Harvard's Hesitant Move to Cleaner Energy

Harvard has lagged behind many other colleges and universities in tackling the transition to a carbon-neutral future. Finally it has committed to curbing its use of fossil fuels, but its investment portfolio - replete with fossil fuel corporate holdings - remains intact. In a letter to the editor of the Boston Herald today, I call on the university to exercise long-overdue leadership in cleaning up its endowment. I am responding to a short AP article which lauds Harvard for committing to cease using fossil fuels to meet its operational needs by 2050. Here's the text of the letter:

Harvard Must Do More - Boston Herald, Feb. 20, 2018

Harvard is to be commended for its commitment to cease using fossil fuels by 2050, and to become carbon-neutral even sooner through offsetting its ongoing emissions by 2026. In adopting this policy, Harvard joins many other American colleges and universities that have already made similar commitments.

Parting ways with fossil fuels isn't just about running campus operations on clean energy resources, however. For years now, Harvard President Drew Faust and other university administrators have resisted a broad campaign of students, faculty and alumni calling on the university to rid its $36 billion endowment of fossil fuels.

The Harvard Management Co. announced last summer that it would "pause" its fossil fuel investments, but this leaves wide open the question of what the university plans to do with its very substantial legacy holdings.

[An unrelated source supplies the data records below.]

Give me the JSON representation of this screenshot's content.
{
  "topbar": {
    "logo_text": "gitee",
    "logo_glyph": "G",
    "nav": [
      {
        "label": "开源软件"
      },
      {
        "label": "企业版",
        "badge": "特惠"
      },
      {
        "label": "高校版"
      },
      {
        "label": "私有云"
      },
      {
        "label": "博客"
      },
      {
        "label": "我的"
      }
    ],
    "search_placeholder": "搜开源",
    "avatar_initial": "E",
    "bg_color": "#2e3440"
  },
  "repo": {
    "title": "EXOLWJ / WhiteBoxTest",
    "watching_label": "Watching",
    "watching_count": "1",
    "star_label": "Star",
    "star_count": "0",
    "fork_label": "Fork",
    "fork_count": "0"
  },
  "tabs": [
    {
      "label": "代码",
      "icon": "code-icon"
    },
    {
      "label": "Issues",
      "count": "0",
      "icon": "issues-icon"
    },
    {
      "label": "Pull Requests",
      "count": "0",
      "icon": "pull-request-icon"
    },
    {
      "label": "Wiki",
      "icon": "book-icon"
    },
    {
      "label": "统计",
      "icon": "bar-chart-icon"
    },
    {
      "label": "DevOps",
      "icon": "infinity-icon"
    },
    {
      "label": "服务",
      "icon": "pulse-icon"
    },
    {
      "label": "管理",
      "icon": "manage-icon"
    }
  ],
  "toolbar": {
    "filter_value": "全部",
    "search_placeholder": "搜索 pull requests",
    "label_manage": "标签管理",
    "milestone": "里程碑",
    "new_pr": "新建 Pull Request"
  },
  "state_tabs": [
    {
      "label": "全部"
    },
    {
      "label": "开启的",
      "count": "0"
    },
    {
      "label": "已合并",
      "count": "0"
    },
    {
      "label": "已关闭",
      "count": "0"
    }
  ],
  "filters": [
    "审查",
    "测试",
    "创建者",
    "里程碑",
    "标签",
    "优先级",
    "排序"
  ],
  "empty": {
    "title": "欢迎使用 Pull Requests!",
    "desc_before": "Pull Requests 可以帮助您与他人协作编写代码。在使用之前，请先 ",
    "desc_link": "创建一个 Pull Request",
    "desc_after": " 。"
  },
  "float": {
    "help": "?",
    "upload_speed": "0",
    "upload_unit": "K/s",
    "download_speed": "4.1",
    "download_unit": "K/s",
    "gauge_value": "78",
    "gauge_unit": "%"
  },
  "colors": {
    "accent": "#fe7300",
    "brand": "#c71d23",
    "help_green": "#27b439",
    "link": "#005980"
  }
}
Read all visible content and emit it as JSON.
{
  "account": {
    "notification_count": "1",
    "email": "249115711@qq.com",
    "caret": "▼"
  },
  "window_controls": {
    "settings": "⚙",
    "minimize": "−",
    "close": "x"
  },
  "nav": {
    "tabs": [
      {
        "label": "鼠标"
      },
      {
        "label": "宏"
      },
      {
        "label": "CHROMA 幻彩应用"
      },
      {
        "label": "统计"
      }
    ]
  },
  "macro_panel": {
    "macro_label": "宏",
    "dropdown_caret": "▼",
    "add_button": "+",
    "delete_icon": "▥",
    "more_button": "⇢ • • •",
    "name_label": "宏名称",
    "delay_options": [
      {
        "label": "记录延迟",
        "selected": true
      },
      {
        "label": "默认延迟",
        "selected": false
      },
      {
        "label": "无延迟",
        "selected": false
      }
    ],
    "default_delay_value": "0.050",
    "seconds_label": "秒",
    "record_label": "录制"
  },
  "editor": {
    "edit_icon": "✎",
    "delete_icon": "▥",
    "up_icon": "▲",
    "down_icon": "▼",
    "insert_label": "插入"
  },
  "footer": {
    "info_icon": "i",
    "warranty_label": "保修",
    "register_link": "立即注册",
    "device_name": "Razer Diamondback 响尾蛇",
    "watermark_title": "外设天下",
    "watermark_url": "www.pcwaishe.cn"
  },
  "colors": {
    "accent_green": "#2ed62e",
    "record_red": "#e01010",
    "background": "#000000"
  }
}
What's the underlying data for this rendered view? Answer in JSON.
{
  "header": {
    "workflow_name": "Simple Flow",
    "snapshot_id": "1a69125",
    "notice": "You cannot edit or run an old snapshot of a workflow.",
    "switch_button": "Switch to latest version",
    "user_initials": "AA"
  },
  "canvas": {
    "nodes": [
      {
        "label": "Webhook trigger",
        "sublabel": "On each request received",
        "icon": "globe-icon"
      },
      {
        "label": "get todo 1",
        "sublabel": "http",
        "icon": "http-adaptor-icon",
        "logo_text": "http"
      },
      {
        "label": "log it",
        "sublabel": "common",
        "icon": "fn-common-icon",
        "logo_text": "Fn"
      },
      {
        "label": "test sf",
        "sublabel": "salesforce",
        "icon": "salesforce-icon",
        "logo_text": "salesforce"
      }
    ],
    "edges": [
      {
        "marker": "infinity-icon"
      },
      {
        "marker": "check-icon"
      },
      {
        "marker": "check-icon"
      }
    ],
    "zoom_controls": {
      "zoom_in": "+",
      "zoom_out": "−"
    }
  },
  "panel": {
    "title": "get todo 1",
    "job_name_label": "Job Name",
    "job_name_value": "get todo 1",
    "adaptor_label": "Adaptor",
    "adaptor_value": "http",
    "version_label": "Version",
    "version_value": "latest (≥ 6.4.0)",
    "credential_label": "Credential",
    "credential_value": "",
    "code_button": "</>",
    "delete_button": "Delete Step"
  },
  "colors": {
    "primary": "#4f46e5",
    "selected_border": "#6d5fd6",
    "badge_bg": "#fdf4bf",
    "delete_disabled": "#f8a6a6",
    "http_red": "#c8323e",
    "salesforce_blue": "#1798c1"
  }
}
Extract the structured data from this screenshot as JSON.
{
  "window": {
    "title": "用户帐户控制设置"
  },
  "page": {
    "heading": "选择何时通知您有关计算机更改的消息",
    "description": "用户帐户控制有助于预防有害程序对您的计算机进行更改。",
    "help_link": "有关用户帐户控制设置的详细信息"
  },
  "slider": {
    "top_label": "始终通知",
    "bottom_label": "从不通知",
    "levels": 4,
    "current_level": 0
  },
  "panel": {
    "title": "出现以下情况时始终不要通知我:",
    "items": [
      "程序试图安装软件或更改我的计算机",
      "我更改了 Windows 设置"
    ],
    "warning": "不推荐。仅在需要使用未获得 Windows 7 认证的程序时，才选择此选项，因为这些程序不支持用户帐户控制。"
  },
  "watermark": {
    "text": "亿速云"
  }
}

When will this world-class university demonstrate unambiguous leadership on an issue so fundamental to our global future?